Several smaller laws affecting homeschooling were passed in the early 1990s. A 1993 law opened public school extracurricular activities to Colorado’s homeschool students. In 1994, Senate Bill 4 (HSLDA Court Report, v. 10 n. 3) changed a few small points in the state’s homeschooling law and allowed homeschooling parents the option of having a portfolio of their children’s work evaluated by a “qualified person” rather than having their children evaluated by standardized testing.
While Colorado’s homeschool law has been in place nearly unchanged for well over two decades now, not everyone is pleased with this status quo. In 2008, the Delegate Assembly of the Colorado Association of School Boards passed a resolution in favor of improving the state’s homeschool law. In their resolution they spoke of shortcomings in the current law and some of the problems that can stem from these shortcomings.

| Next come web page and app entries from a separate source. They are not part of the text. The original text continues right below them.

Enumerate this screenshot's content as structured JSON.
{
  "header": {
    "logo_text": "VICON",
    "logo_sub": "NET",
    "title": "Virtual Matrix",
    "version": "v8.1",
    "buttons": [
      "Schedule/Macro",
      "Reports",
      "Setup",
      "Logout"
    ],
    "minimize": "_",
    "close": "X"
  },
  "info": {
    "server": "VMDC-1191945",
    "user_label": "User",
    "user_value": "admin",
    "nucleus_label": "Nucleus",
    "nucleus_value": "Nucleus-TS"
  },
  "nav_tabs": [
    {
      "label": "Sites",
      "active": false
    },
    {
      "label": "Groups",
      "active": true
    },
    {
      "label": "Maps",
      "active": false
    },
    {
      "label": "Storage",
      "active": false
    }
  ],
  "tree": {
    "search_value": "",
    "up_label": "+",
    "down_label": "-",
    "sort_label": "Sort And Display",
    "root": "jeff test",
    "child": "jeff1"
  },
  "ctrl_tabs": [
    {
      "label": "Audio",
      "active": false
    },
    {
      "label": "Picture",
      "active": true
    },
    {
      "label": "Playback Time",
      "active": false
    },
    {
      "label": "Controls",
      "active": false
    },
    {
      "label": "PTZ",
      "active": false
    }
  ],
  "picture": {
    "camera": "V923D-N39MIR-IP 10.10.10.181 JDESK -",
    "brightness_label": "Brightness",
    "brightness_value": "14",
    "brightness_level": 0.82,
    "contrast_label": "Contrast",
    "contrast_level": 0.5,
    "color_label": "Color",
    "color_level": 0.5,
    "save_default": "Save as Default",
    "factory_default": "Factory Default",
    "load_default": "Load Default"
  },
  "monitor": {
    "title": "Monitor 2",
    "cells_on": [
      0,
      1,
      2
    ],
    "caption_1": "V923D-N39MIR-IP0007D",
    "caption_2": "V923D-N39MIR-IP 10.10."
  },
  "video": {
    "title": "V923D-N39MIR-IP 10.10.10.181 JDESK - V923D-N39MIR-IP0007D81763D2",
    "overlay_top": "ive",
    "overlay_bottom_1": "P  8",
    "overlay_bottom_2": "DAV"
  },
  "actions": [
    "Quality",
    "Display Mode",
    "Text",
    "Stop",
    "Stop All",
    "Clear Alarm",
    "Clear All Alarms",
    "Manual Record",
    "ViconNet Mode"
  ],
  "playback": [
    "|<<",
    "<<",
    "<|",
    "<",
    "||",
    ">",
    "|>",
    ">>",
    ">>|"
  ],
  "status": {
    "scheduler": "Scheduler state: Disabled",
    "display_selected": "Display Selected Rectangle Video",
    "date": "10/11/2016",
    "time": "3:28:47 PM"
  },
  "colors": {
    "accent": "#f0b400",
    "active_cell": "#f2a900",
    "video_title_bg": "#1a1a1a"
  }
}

4.14 Home schooling
CASB supports legislation that holds parents of home-schooled children accountable for their child’s reasonable academic progress and urges the Colorado General Assembly to enact meaningful education standards for home-based education programs and other measures, including notification to the student’s home district of a home school program and record-keeping requirements. This would facilitate collaboration between the home school and the school district in which the child resides in order to best meet the child’s needs.
Rationale: Home schooling is a viable alternative to available education opportunities and many parents provide an exemplary education for their children. However, school districts have also had experiences with home-schooled children who re-enroll in public school that indicate some children are not receiving appropriate educational services through their home-school experience. It is important for the state to reexamine its accountability program for home schools. The current requirement that home-schooled students only need to meet the 13th percentile on a nationally-standardized test in order to remain in a home-based education program is not sufficient. Annual testing would provide an accountability framework comparable to public schools. Annual test scores would also be helpful if the child chooses to re-enroll in a public school so the school can determine an appropriate placement. For a variety of reasons, it is important that a home-school family provide notice of intent to home school to the school district in which the family resides. Providing notice locally establishes eligibility to participate in sports and activities and is a good first step to facilitate collaboration between the home school and the school district.
Colorado has also seen to a number of high profile fatalities in homeschooling families, along with cases of sometimes-horrific abuse. Some school districts today do little to enforce the requirements of the homeschool law, and the provision that allows parents to send their notice of intent to any school district in the state rather than to their local school district can make the law difficult to enforce. Finally, at least one “private school” exists only to enroll homeschooled students without itself providing academic instruction. Its legality is questionable.
For more state histories, see Histories of Homeschooling.
For more on homeschooling in Colorado, see Colorado.